Michael Hall commented on the PTO's strange position in this case in a TTABlog posting in October (here). The TTAB also took a dim view of the PTO's approach:
It is almost as if the examining attorney and her managing attorney are so unhappy with the Federal Circuit’s decision on genericness that they hope reconsideration of it may come by way of yet another refusal on the same ground. Simply put, the issue of genericness in the present case is controlled by the Federal Circuit’s earlier decision. And given the Board’s earlier findings on acquired distinctiveness of the same term STEELBUILDING.COM on the same record, we see no reason to reach a different result herein.
The current appeal involves the same applicant, the same mark, and the same services that were at issue in both the CAFC’s 2005 precedential decision in In re Steelbuilding.com, 75 U.S.P.Q.2d 1420 (Fed. Cir. 2005) (Steelbuilding I), and the Board’s 2007 non-precedential decision in In re Steelbuilding.com, Inc., consolidated Serial Nos. 76280389 and 76280390 (December 12, 2007) (Steelbuilding II). In Steelbuilding I, the Federal Circuit found that the Applicant’s mark STEELBUILDING.COM was not generic for services identical to those in the current application.
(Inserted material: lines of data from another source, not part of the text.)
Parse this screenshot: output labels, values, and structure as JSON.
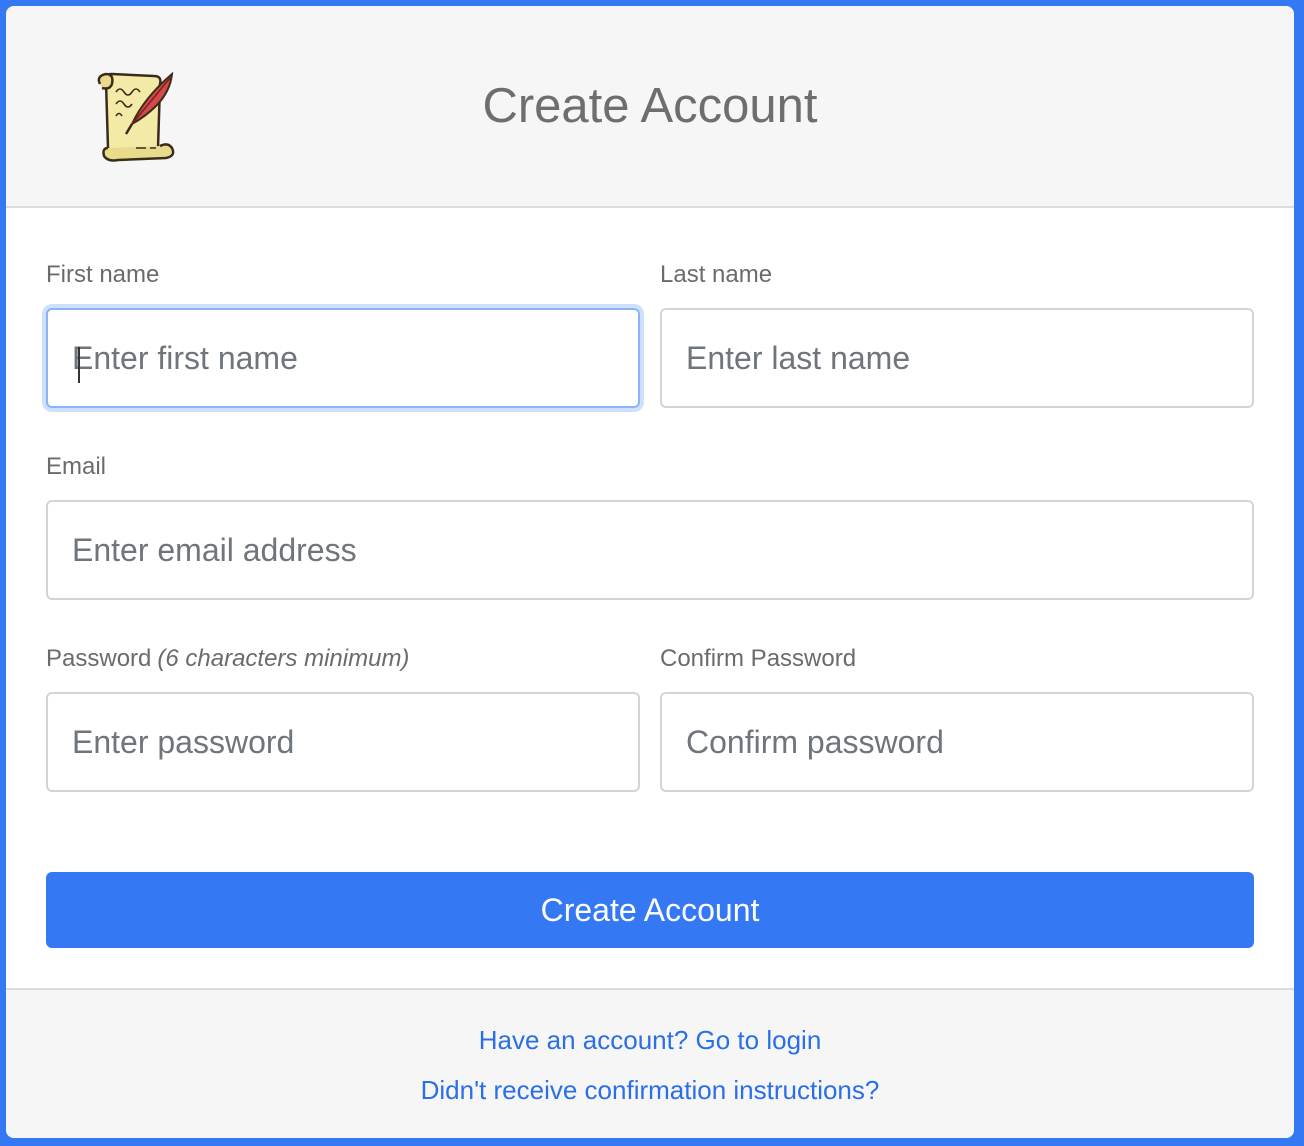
{
  "header": {
    "title": "Create Account"
  },
  "form": {
    "first_name": {
      "label": "First name",
      "placeholder": "Enter first name",
      "value": ""
    },
    "last_name": {
      "label": "Last name",
      "placeholder": "Enter last name",
      "value": ""
    },
    "email": {
      "label": "Email",
      "placeholder": "Enter email address",
      "value": ""
    },
    "password": {
      "label": "Password",
      "hint": "(6 characters minimum)",
      "placeholder": "Enter password",
      "value": ""
    },
    "confirm_password": {
      "label": "Confirm Password",
      "placeholder": "Confirm password",
      "value": ""
    },
    "submit_label": "Create Account"
  },
  "footer": {
    "login_link": "Have an account? Go to login",
    "confirmation_link": "Didn't receive confirmation instructions?"
  },
  "icons": {
    "logo": "scroll-quill-icon"
  },
  "colors": {
    "accent": "#3479f3",
    "link": "#2a6fe8",
    "focus_ring": "#cde0fc"
  }
}
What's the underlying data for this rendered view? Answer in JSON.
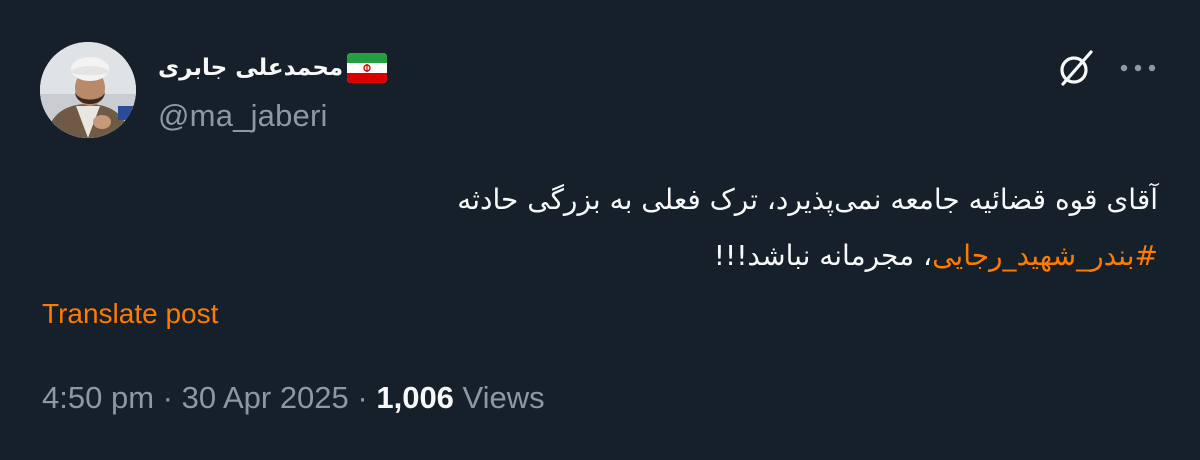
{
  "author": {
    "display_name": "محمدعلی جابری",
    "handle": "@ma_jaberi",
    "flag_icon": "iran-flag-icon",
    "avatar_icon": "profile-photo"
  },
  "actions": {
    "grok_icon": "grok-icon",
    "more_icon": "more-options-icon"
  },
  "post": {
    "line1": "آقای قوه قضائیه جامعه نمی‌پذیرد، ترک فعلی به بزرگی حادثه",
    "hashtag": "#بندر_شهید_رجایی",
    "line2_rest": "، مجرمانه نباشد!!!",
    "translate_label": "Translate post"
  },
  "meta": {
    "time": "4:50 pm",
    "sep1": " · ",
    "date": "30 Apr 2025",
    "sep2": " · ",
    "views_count": "1,006",
    "views_label": " Views"
  },
  "colors": {
    "background": "#15202b",
    "text": "#f7f9f9",
    "secondary": "#8b98a5",
    "accent": "#ff7a00"
  }
}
Subsequently, in Steelbuilding II, the Board reversed a disclaimer requirement for STEELBUILDING.COM for virtually the same services because it found that the term had acquired distinctiveness.
The Examining Attorney maintained here that significant new evidence (two domain names and eight third-party registrations) compels a different result on genericness. The Board, however, found that the record "differs only minimally from the earlier records" and the evidence did not show generic use of the compound "steelbuilding" (one word).
As to acquired distinctiveness, the evidence here was identical to that in two prior cases. The Board again ruled that this evidence was sufficient to satisfy Section 2(f).
The Board then noted that the Managing Attorney had appended an argument to the Examining Attorney's brief, asserting that the Board was "potentially creating two divergent bodies of case law for proposed marks consisting of generic terms plus TLDs." The Board was unmoved:
... we disagree with the managing attorney’s conclusion that the Board and the Federal Circuit stand at the brink of a body of case law about to diverge into two contradictory branches. Quite simply, there are no per se rules when it comes to determining whether a term combined with a TLD is or is not generic. And the law already has developed to the point of recognizing that some terms will be registered and others will be refused. In that sense, the Federal Circuit and the Board have passed the point the managing attorney thinks is only now at hand, and we
anticipate that the Board and the Federal Circuit will continue to be able to differentiate which terms should be registered and which must be refused.
And so, the refusals were reversed.
TTABlog note: Earlier postings on the STEELBUILDING.COM marks may be found here and here.
Text Copyright John L. Welch 2008.